The French women's football team may be out of the World Cup, and will not be playing in Sunday's final, but France will be in another championship this weekend, of a woolly kind. The world sheep shearing championships are being held in France this year for the first time ever.
Shearing is a profession – and a necessity for sheep – but it has also developed into a sport.
“Associating a competition with this profession, which is not easy, brings people together and makes young people dream,” says Christophe Riffaud, president of the French association of sheep shearing, and a sheep shearer himself.
He has worked for years to bring the competition to France. It opened on Thursday in Le Dorat, a village of 1700 residents the Limousin, French meat country.
The Golden Shears started in New Zealand, which continues to have the best shearers in the world.
French machine shearing champion, Loic Leygonie, spent six seasons in New Zealand learning from the experts.
“It's really technical. There is a lot of small things, like just the way you move your feet,” he explains. Then, there's the gear: the comb and cutters. “It's technical, the way you grind it, to make sure we have a good cut on the wool, there is a lot of technique we can learn in New Zealand.”
Leygonie, 27, is the son of a sheep shearer, from the Lot region, in central France, and he started shearing at age 19. He says France has had professional sheep shearers for only about 15 or 20 years:
“There were shearers before, of course, but they were farmers doing a bit of shearing during the weekend, or for three weeks a year. It's quite new to be a full time shearer.”
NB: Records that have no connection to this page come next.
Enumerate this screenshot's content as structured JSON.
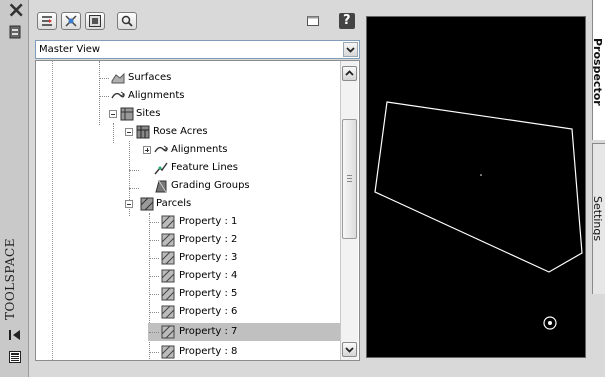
{
  "palette": {
    "title": "TOOLSPACE"
  },
  "toolbar": {
    "buttons": [
      "toggle-display-icon",
      "item-view-icon",
      "settings-view-icon",
      "search-icon"
    ],
    "right_icons": [
      "panel-icon",
      "help-icon"
    ],
    "help_label": "?"
  },
  "view_select": {
    "value": "Master View"
  },
  "tree": {
    "items": [
      {
        "label": "Surfaces",
        "icon": "surfaces-icon"
      },
      {
        "label": "Alignments",
        "icon": "alignments-icon"
      },
      {
        "label": "Sites",
        "icon": "sites-icon"
      },
      {
        "label": "Rose Acres",
        "icon": "site-icon"
      },
      {
        "label": "Alignments",
        "icon": "alignments-icon"
      },
      {
        "label": "Feature Lines",
        "icon": "feature-lines-icon"
      },
      {
        "label": "Grading Groups",
        "icon": "grading-groups-icon"
      },
      {
        "label": "Parcels",
        "icon": "parcels-icon"
      },
      {
        "label": "Property : 1",
        "icon": "parcel-icon"
      },
      {
        "label": "Property : 2",
        "icon": "parcel-icon"
      },
      {
        "label": "Property : 3",
        "icon": "parcel-icon"
      },
      {
        "label": "Property : 4",
        "icon": "parcel-icon"
      },
      {
        "label": "Property : 5",
        "icon": "parcel-icon"
      },
      {
        "label": "Property : 6",
        "icon": "parcel-icon"
      },
      {
        "label": "Property : 7",
        "icon": "parcel-icon"
      },
      {
        "label": "Property : 8",
        "icon": "parcel-icon"
      }
    ],
    "selected": "Property : 7"
  },
  "tabs": [
    {
      "label": "Prospector",
      "active": true
    },
    {
      "label": "Settings",
      "active": false
    }
  ],
  "colors": {
    "preview_bg": "#000000",
    "parcel_outline": "#ffffff",
    "selection": "#c0c0c0"
  }
}
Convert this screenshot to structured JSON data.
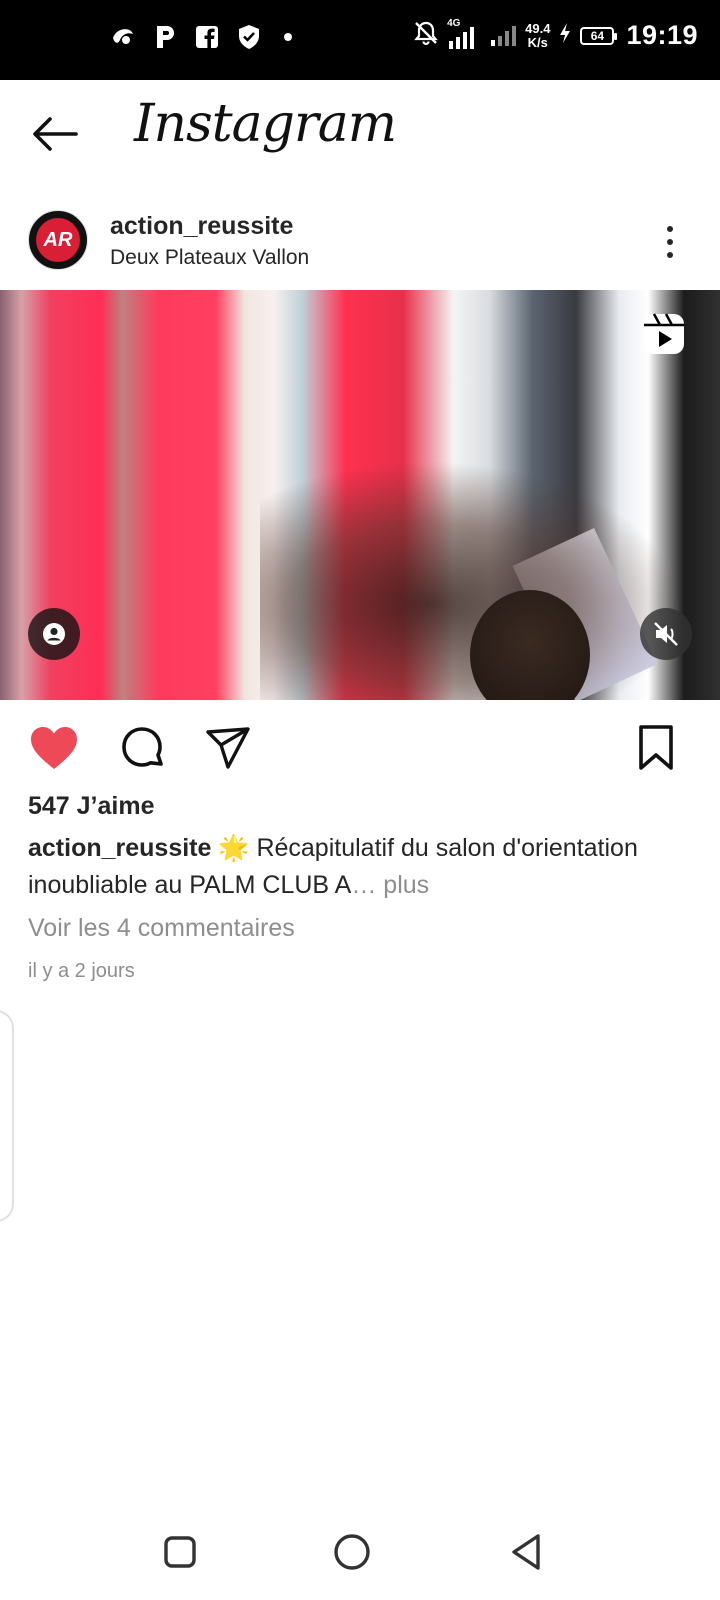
{
  "status_bar": {
    "time": "19:19",
    "network_speed_value": "49.4",
    "network_speed_unit": "K/s",
    "network_type": "4G",
    "battery_level": "64"
  },
  "header": {
    "title": "Instagram"
  },
  "post": {
    "username": "action_reussite",
    "location": "Deux Plateaux Vallon",
    "avatar_text": "AR",
    "likes": "547 J’aime",
    "caption_user": "action_reussite",
    "caption_text": " 🌟 Récapitulatif du salon d'orientation inoubliable au PALM CLUB A",
    "caption_ellipsis": "…",
    "caption_more": " plus",
    "comments_link": "Voir les 4 commentaires",
    "timestamp": "il y a 2 jours"
  },
  "colors": {
    "like_red": "#ed4956",
    "text": "#262626",
    "muted": "#8e8e8e"
  },
  "icons": {
    "back": "arrow-left-icon",
    "more": "more-vertical-icon",
    "reels": "reels-icon",
    "user_tag": "user-icon",
    "mute": "volume-off-icon",
    "like": "heart-filled-icon",
    "comment": "comment-icon",
    "share": "paper-plane-icon",
    "save": "bookmark-icon"
  }
}
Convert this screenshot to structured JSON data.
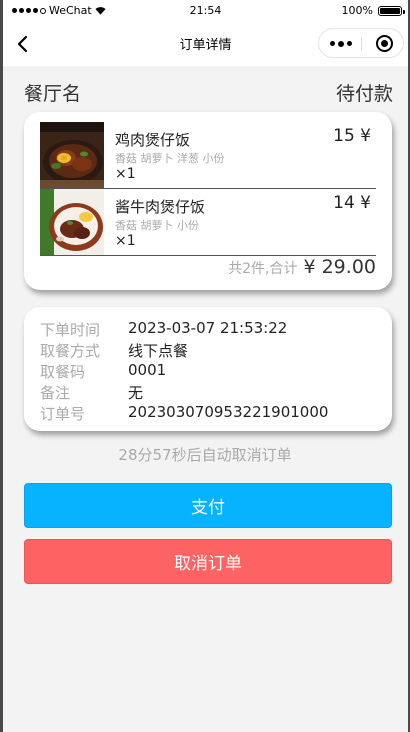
{
  "status_bar": {
    "carrier": "WeChat",
    "time": "21:54",
    "battery": "100%"
  },
  "nav": {
    "title": "订单详情"
  },
  "order": {
    "restaurant_name": "餐厅名",
    "status": "待付款"
  },
  "items": [
    {
      "name": "鸡肉煲仔饭",
      "desc": "香菇 胡萝卜 洋葱 小份",
      "qty": "×1",
      "price": "15 ¥"
    },
    {
      "name": "酱牛肉煲仔饭",
      "desc": "香菇 胡萝卜 小份",
      "qty": "×1",
      "price": "14 ¥"
    }
  ],
  "summary": {
    "count_text": "共2件,合计",
    "total": "¥ 29.00"
  },
  "info": [
    {
      "label": "下单时间",
      "value": "2023-03-07 21:53:22"
    },
    {
      "label": "取餐方式",
      "value": "线下点餐"
    },
    {
      "label": "取餐码",
      "value": "0001"
    },
    {
      "label": "备注",
      "value": "无"
    },
    {
      "label": "订单号",
      "value": "20230307095322190100​0"
    }
  ],
  "countdown": "28分57秒后自动取消订单",
  "buttons": {
    "pay": "支付",
    "cancel": "取消订单"
  },
  "colors": {
    "pay": "#06b3ff",
    "cancel": "#fe6363",
    "background": "#f3f3f3"
  }
}
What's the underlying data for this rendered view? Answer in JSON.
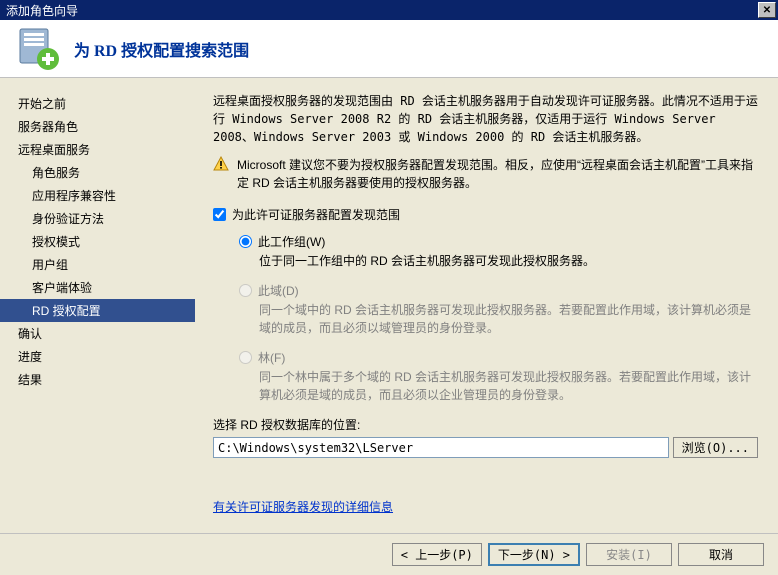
{
  "window": {
    "title": "添加角色向导"
  },
  "header": {
    "title": "为 RD 授权配置搜索范围"
  },
  "sidebar": {
    "items": [
      {
        "label": "开始之前",
        "sub": false
      },
      {
        "label": "服务器角色",
        "sub": false
      },
      {
        "label": "远程桌面服务",
        "sub": false
      },
      {
        "label": "角色服务",
        "sub": true
      },
      {
        "label": "应用程序兼容性",
        "sub": true
      },
      {
        "label": "身份验证方法",
        "sub": true
      },
      {
        "label": "授权模式",
        "sub": true
      },
      {
        "label": "用户组",
        "sub": true
      },
      {
        "label": "客户端体验",
        "sub": true
      },
      {
        "label": "RD 授权配置",
        "sub": true,
        "selected": true
      },
      {
        "label": "确认",
        "sub": false
      },
      {
        "label": "进度",
        "sub": false
      },
      {
        "label": "结果",
        "sub": false
      }
    ]
  },
  "content": {
    "intro": "远程桌面授权服务器的发现范围由 RD 会话主机服务器用于自动发现许可证服务器。此情况不适用于运行 Windows Server 2008 R2 的 RD 会话主机服务器，仅适用于运行 Windows Server 2008、Windows Server 2003 或 Windows 2000 的 RD 会话主机服务器。",
    "warning": "Microsoft 建议您不要为授权服务器配置发现范围。相反，应使用“远程桌面会话主机配置”工具来指定 RD 会话主机服务器要使用的授权服务器。",
    "checkbox_label": "为此许可证服务器配置发现范围",
    "radios": {
      "workgroup": {
        "label": "此工作组(W)",
        "desc": "位于同一工作组中的 RD 会话主机服务器可发现此授权服务器。"
      },
      "domain": {
        "label": "此域(D)",
        "desc": "同一个域中的 RD 会话主机服务器可发现此授权服务器。若要配置此作用域，该计算机必须是域的成员，而且必须以域管理员的身份登录。"
      },
      "forest": {
        "label": "林(F)",
        "desc": "同一个林中属于多个域的 RD 会话主机服务器可发现此授权服务器。若要配置此作用域，该计算机必须是域的成员，而且必须以企业管理员的身份登录。"
      }
    },
    "db_label": "选择 RD 授权数据库的位置:",
    "db_path": "C:\\Windows\\system32\\LServer",
    "browse_label": "浏览(O)...",
    "link": "有关许可证服务器发现的详细信息"
  },
  "footer": {
    "prev": "< 上一步(P)",
    "next": "下一步(N) >",
    "install": "安装(I)",
    "cancel": "取消"
  }
}
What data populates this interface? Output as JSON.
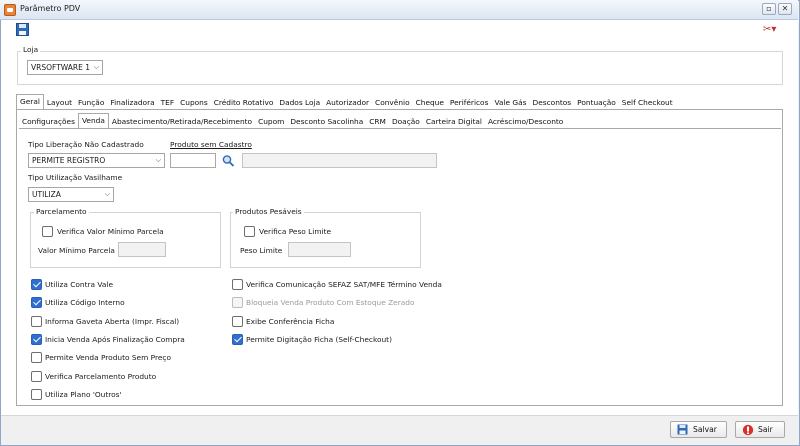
{
  "window": {
    "title": "Parâmetro PDV"
  },
  "loja": {
    "label": "Loja",
    "selected": "VRSOFTWARE 1"
  },
  "tabs_main": [
    "Geral",
    "Layout",
    "Função",
    "Finalizadora",
    "TEF",
    "Cupons",
    "Crédito Rotativo",
    "Dados Loja",
    "Autorizador",
    "Convênio",
    "Cheque",
    "Periféricos",
    "Vale Gás",
    "Descontos",
    "Pontuação",
    "Self Checkout"
  ],
  "tabs_sub": [
    "Configurações",
    "Venda",
    "Abastecimento/Retirada/Recebimento",
    "Cupom",
    "Desconto Sacolinha",
    "CRM",
    "Doação",
    "Carteira Digital",
    "Acréscimo/Desconto"
  ],
  "form": {
    "tipo_liberacao_label": "Tipo Liberação Não Cadastrado",
    "tipo_liberacao_value": "PERMITE REGISTRO",
    "produto_sem_cadastro_label": "Produto sem Cadastro",
    "tipo_vasilhame_label": "Tipo Utilização Vasilhame",
    "tipo_vasilhame_value": "UTILIZA",
    "parcelamento_title": "Parcelamento",
    "verifica_valor_minimo_label": "Verifica Valor Mínimo Parcela",
    "valor_minimo_label": "Valor Mínimo Parcela",
    "produtos_pesaveis_title": "Produtos Pesáveis",
    "verifica_peso_label": "Verifica Peso Limite",
    "peso_limite_label": "Peso Limite"
  },
  "checks_left": [
    {
      "label": "Utiliza Contra Vale",
      "checked": true
    },
    {
      "label": "Utiliza Código Interno",
      "checked": true
    },
    {
      "label": "Informa Gaveta Aberta (Impr. Fiscal)",
      "checked": false
    },
    {
      "label": "Inicia Venda Após Finalização Compra",
      "checked": true
    },
    {
      "label": "Permite Venda Produto Sem Preço",
      "checked": false
    },
    {
      "label": "Verifica Parcelamento Produto",
      "checked": false
    },
    {
      "label": "Utiliza Plano 'Outros'",
      "checked": false
    }
  ],
  "checks_right": [
    {
      "label": "Verifica Comunicação SEFAZ SAT/MFE Término Venda",
      "checked": false
    },
    {
      "label": "Bloqueia Venda Produto Com Estoque Zerado",
      "checked": false,
      "disabled": true
    },
    {
      "label": "Exibe Conferência Ficha",
      "checked": false
    },
    {
      "label": "Permite Digitação Ficha (Self-Checkout)",
      "checked": true
    }
  ],
  "footer": {
    "save_label": "Salvar",
    "exit_label": "Sair"
  },
  "icons": [
    "app-icon",
    "floppy-disk-icon",
    "tools-icon",
    "magnifier-icon",
    "minimize-icon",
    "close-icon"
  ]
}
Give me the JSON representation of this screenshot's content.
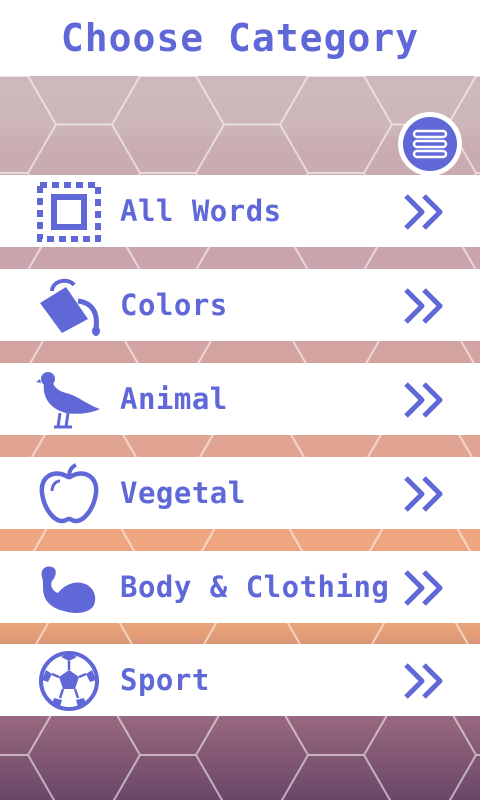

Professional shearers in France are independent, going from farm to farm during the shearing season, spring and summer. And the work is different from the competition, which Leygonie started doing as soon as he started working.
“A competition is a different game. You have to be really good, on not a big number of sheep,” he explains.
Sheep shearing as a sport, is based on speed, but also on technique. Only 40 per cent of a final score is based on speed, the rest is how well the shearer cuts the wool and treats the sheep.
It's physical, but requires more than strength, explains Gabrielle Guibert, who was eliminated in the women's all nations competition on Thursday.
“It's also very mental, because when your body cannot do it, it's your mind that says you have to go on,” she says.
Guibert learned how to shear from her brother, and she has been alternating shearing seasons in the Alps with working the ski season in the mountains.
She is one of the few women in the business, in France or international. In the competition, of the 309 competitors, 68 were women. And in the world championship, four out of the 99 participants are women.
Shearers from 34 countries, from all five continents, are competing in the World Championship on Saturday and Sunday. May the best shearer win.
This story was produced for the Spotlight on France podcast.